Skyborg uses an “autonomous aircraft teaming architecture” to collect battlespace information embedded in unmanned combat aerial vehicles (UCAVs), analyze data, and share it with military pilots to shorten and enhance tactical decision-making. AFRL’s Autonomous Aircraft Experiment (AAx) efforts have helped inform the direction and development of CCAs and autonomous and human-teaming. AAx has operated in at least three different UAV aircraft: the Kratos XQ-58 Valkyrie, the Kratos UTAP-22 Mako, and the General Atomics MQ-20 Avenger.
AAx also equips the manned Variable In-Flight Simulation Test Aircraft (VISTA) X-62A, a uniquely modified F-16 Lockheed Martin Skunk Works aircraft that completed a sortie flown by artificial intelligence in February. The VISTA X-62A, like Anduril’s Fury, uses modular software that enables the fighter to match and perform the flight characteristics of other aircraft.
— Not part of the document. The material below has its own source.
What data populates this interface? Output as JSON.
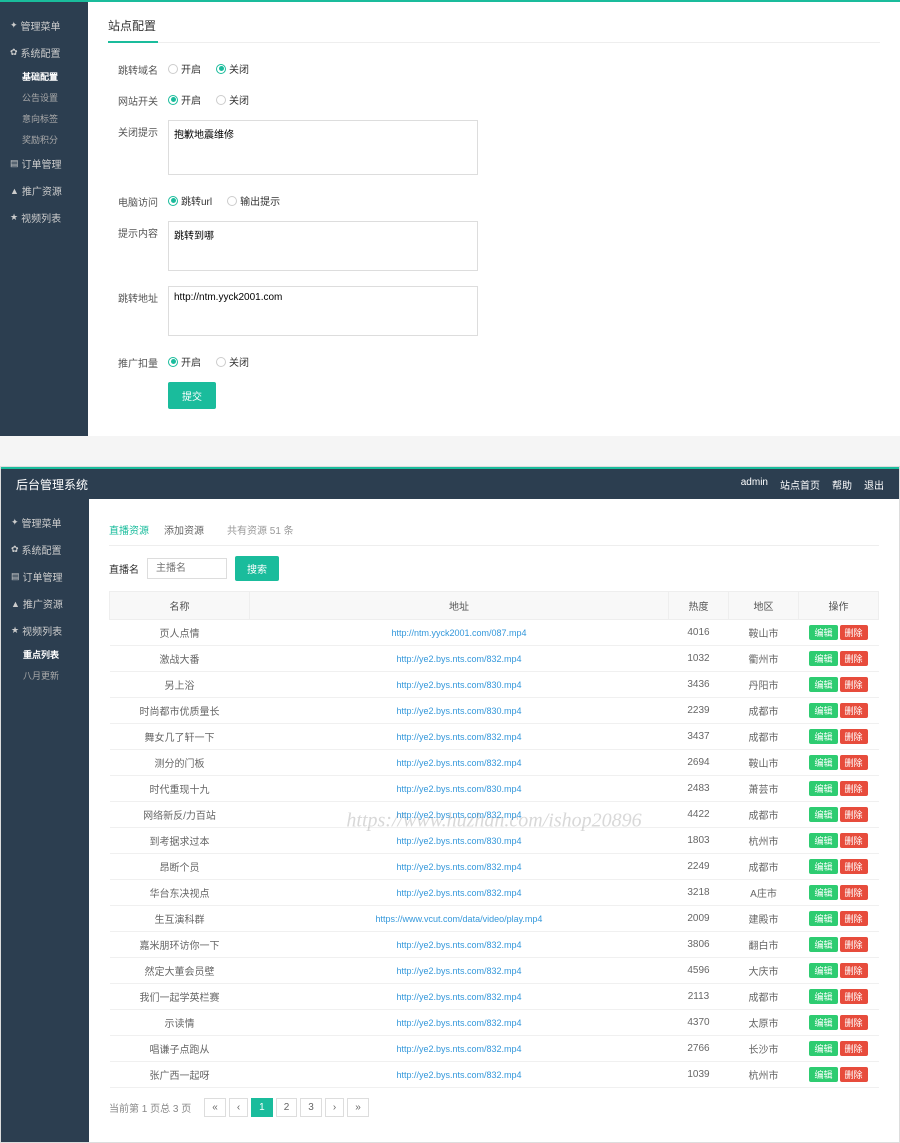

For the Weapons FCA, AFRL promoted its Golden Horde program, initially developed to produce autonomous operations and communication between networked missiles and weapons systems. AFRL also displayed a model of the Missile Utility Transformation via Articulated Nose Technology (MUTANT). The system mounts into a missile’s nose cone allowing the nose to pivot and move providing better tracking of targets and increased lethality. AFRL plans to conduct ground testing of this system over the next year on a modified Hellfire missile. These technologies promise to deliver low-cost augmentation to high-end platforms to weave together manned and autonomous operations.
A Shifting Industry Landscape
From the expo floor, the presentation of autonomous software systems and more cost-effective unmanned vehicles suggests the industry and government are signaling diversification of the defense base and lowering entry barriers to innovative startups. These characteristics seemingly parallel the announcement of new strategic thinking at the Pentagon, by Deputy Defense Secretary Kathleen Hicks only weeks ago. The ‘Replicator Initiative’ aims to use thousands of autonomous systems operating in different domains to offset China’s force structure advantage. The goal is not only to produce this effect but perhaps, more importantly, to develop the infrastructure and capability to conduct it repeatedly when needed. It’s a line of thinking that resonates with the conveyed emphasis at Air, Space, & Cyber this year. While large-scale enterprises like the Air Force NGAD fighter program and the strategic B-21 bomber remain paramount in terms of scale and funding, cheaper, faster, and autonomous systems will operate alongside to leverage the capabilities of all actors. The future of aerospace defense is once again evolving. As ever, understanding the patterns and direction of the market remains critical. For 50 years, Forecast International has served as an active monitor and predictor of industry sea change. We remain committed to this legacy and dedicated to providing reliable standard-setting research and analysis.
By Chelsea Jarosh, Industry Analyst at Government Business Council Photo by Bruce Mars via Unsplash. One of the many impacts of the COVID-19 pandemic is what has come to be called the Great Resignation. In early 2021, workers started leaving Read more